◆ WHAT IS BEING ASKED ◆
Output the entire listing without altering anything.

═════ TASK MATERIAL

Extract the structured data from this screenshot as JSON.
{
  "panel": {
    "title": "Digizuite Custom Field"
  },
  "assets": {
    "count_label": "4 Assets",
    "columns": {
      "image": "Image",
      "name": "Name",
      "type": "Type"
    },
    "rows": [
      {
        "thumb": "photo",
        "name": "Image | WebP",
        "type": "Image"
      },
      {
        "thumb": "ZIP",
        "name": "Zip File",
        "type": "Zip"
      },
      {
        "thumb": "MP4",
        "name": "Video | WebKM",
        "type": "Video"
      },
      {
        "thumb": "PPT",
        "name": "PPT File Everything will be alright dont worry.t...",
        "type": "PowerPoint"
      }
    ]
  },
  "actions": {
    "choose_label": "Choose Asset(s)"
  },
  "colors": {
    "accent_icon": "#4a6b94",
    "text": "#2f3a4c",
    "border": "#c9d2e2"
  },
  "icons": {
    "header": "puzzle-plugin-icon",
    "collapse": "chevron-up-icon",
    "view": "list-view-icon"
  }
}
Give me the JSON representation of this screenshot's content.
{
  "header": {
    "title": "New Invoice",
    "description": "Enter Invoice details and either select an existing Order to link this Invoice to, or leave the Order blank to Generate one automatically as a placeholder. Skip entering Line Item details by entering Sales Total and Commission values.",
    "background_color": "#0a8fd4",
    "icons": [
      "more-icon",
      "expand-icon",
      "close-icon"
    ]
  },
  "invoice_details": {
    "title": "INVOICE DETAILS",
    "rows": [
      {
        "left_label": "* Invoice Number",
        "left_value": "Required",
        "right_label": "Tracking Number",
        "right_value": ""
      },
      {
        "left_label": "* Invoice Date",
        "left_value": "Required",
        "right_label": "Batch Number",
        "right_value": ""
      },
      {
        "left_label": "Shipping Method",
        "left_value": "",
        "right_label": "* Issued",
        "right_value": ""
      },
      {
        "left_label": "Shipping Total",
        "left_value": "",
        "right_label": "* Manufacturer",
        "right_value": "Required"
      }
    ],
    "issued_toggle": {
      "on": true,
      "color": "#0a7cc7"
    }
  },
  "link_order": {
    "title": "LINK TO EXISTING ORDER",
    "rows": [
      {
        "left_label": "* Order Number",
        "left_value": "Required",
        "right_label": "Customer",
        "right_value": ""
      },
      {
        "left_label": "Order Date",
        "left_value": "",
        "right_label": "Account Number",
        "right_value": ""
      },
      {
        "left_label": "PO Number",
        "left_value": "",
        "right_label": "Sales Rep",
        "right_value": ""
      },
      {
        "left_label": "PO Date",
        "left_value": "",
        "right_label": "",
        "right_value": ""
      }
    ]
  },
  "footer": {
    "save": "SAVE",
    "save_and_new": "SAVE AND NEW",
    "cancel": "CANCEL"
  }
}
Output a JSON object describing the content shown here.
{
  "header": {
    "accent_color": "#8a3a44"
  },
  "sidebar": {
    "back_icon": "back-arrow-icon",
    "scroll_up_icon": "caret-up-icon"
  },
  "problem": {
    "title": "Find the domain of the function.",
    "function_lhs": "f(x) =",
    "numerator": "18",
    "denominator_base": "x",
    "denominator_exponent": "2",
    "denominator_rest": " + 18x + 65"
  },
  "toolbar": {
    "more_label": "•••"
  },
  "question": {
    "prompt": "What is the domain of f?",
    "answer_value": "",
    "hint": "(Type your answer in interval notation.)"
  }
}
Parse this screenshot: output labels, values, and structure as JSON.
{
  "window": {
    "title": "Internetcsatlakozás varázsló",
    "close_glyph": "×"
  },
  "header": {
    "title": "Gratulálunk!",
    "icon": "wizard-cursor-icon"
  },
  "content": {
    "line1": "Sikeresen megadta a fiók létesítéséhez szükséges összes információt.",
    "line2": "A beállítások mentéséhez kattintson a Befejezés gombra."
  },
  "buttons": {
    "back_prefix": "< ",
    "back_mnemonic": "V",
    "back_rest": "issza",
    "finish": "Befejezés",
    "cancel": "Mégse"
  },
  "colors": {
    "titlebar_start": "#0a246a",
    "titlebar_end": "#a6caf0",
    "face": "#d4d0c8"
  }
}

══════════

◆ OUTPUT OF THE TASK ◆
Extract the structured data from this screenshot as JSON.
{
  "panel": {
    "title": "Digizuite Custom Field"
  },
  "assets": {
    "count_label": "4 Assets",
    "columns": {
      "image": "Image",
      "name": "Name",
      "type": "Type"
    },
    "rows": [
      {
        "thumb": "photo",
        "name": "Image | WebP",
        "type": "Image"
      },
      {
        "thumb": "ZIP",
        "name": "Zip File",
        "type": "Zip"
      },
      {
        "thumb": "MP4",
        "name": "Video | WebKM",
        "type": "Video"
      },
      {
        "thumb": "PPT",
        "name": "PPT File Everything will be alright dont worry.t...",
        "type": "PowerPoint"
      }
    ]
  },
  "actions": {
    "choose_label": "Choose Asset(s)"
  },
  "colors": {
    "accent_icon": "#4a6b94",
    "text": "#2f3a4c",
    "border": "#c9d2e2"
  },
  "icons": {
    "header": "puzzle-plugin-icon",
    "collapse": "chevron-up-icon",
    "view": "list-view-icon"
  }
}
Give me the JSON representation of this screenshot's content.
{
  "header": {
    "title": "New Invoice",
    "description": "Enter Invoice details and either select an existing Order to link this Invoice to, or leave the Order blank to Generate one automatically as a placeholder. Skip entering Line Item details by entering Sales Total and Commission values.",
    "background_color": "#0a8fd4",
    "icons": [
      "more-icon",
      "expand-icon",
      "close-icon"
    ]
  },
  "invoice_details": {
    "title": "INVOICE DETAILS",
    "rows": [
      {
        "left_label": "* Invoice Number",
        "left_value": "Required",
        "right_label": "Tracking Number",
        "right_value": ""
      },
      {
        "left_label": "* Invoice Date",
        "left_value": "Required",
        "right_label": "Batch Number",
        "right_value": ""
      },
      {
        "left_label": "Shipping Method",
        "left_value": "",
        "right_label": "* Issued",
        "right_value": ""
      },
      {
        "left_label": "Shipping Total",
        "left_value": "",
        "right_label": "* Manufacturer",
        "right_value": "Required"
      }
    ],
    "issued_toggle": {
      "on": true,
      "color": "#0a7cc7"
    }
  },
  "link_order": {
    "title": "LINK TO EXISTING ORDER",
    "rows": [
      {
        "left_label": "* Order Number",
        "left_value": "Required",
        "right_label": "Customer",
        "right_value": ""
      },
      {
        "left_label": "Order Date",
        "left_value": "",
        "right_label": "Account Number",
        "right_value": ""
      },
      {
        "left_label": "PO Number",
        "left_value": "",
        "right_label": "Sales Rep",
        "right_value": ""
      },
      {
        "left_label": "PO Date",
        "left_value": "",
        "right_label": "",
        "right_value": ""
      }
    ]
  },
  "footer": {
    "save": "SAVE",
    "save_and_new": "SAVE AND NEW",
    "cancel": "CANCEL"
  }
}
Output a JSON object describing the content shown here.
{
  "header": {
    "accent_color": "#8a3a44"
  },
  "sidebar": {
    "back_icon": "back-arrow-icon",
    "scroll_up_icon": "caret-up-icon"
  },
  "problem": {
    "title": "Find the domain of the function.",
    "function_lhs": "f(x) =",
    "numerator": "18",
    "denominator_base": "x",
    "denominator_exponent": "2",
    "denominator_rest": " + 18x + 65"
  },
  "toolbar": {
    "more_label": "•••"
  },
  "question": {
    "prompt": "What is the domain of f?",
    "answer_value": "",
    "hint": "(Type your answer in interval notation.)"
  }
}
Parse this screenshot: output labels, values, and structure as JSON.
{
  "window": {
    "title": "Internetcsatlakozás varázsló",
    "close_glyph": "×"
  },
  "header": {
    "title": "Gratulálunk!",
    "icon": "wizard-cursor-icon"
  },
  "content": {
    "line1": "Sikeresen megadta a fiók létesítéséhez szükséges összes információt.",
    "line2": "A beállítások mentéséhez kattintson a Befejezés gombra."
  },
  "buttons": {
    "back_prefix": "< ",
    "back_mnemonic": "V",
    "back_rest": "issza",
    "finish": "Befejezés",
    "cancel": "Mégse"
  },
  "colors": {
    "titlebar_start": "#0a246a",
    "titlebar_end": "#a6caf0",
    "face": "#d4d0c8"
  }
}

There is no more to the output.